> What is being asked: In the material below, tally the lines that include the string "plane", then write down only the total.

> Data extract:
::::

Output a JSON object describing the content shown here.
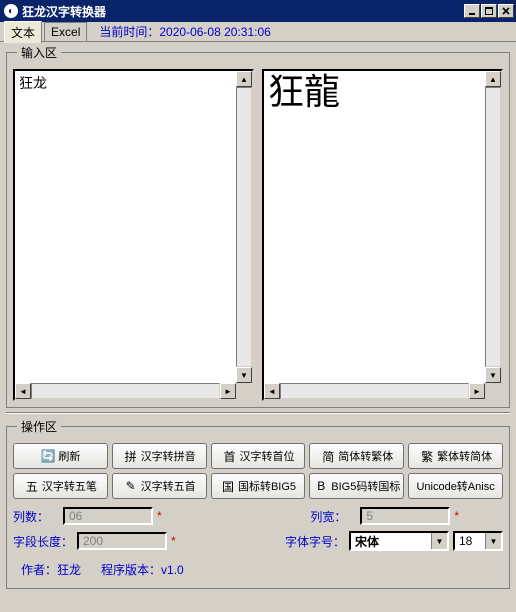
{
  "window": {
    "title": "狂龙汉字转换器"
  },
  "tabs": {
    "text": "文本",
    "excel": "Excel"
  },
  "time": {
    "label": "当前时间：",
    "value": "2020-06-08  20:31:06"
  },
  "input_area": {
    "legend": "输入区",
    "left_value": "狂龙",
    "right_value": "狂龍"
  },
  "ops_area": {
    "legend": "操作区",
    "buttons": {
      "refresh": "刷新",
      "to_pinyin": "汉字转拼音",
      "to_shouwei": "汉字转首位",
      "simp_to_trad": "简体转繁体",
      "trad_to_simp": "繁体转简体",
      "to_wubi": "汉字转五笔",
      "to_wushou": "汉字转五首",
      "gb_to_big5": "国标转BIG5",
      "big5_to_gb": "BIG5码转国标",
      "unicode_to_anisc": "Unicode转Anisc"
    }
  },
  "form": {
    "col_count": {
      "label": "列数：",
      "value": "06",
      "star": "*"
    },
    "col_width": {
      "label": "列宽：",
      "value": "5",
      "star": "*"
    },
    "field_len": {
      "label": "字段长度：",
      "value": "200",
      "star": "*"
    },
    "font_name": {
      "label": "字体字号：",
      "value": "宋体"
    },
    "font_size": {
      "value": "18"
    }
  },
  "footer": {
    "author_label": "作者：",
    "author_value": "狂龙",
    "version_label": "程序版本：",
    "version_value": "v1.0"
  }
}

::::

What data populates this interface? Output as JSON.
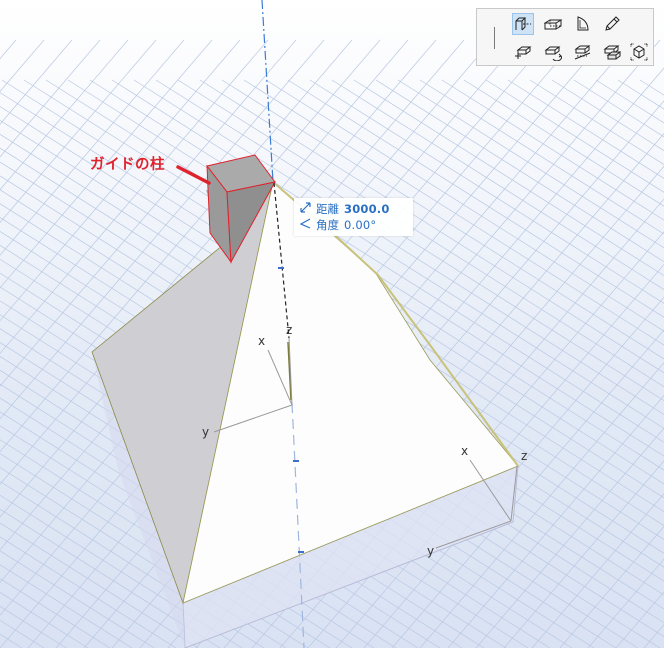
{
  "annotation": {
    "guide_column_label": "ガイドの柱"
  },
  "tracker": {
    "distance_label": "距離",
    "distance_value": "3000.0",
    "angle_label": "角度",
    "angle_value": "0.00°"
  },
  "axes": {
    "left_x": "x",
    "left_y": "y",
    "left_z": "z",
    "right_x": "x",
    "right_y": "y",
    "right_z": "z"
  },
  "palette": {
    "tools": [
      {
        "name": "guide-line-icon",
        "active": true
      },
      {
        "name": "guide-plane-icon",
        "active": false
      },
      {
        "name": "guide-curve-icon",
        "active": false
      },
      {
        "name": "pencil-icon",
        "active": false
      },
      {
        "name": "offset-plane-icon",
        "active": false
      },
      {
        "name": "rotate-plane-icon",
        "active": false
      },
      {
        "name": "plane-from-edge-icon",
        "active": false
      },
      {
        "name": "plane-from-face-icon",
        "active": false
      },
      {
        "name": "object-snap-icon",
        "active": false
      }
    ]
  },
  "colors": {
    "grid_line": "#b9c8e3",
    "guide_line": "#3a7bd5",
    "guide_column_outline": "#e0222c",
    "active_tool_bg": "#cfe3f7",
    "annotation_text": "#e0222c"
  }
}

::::

> Task answer: 5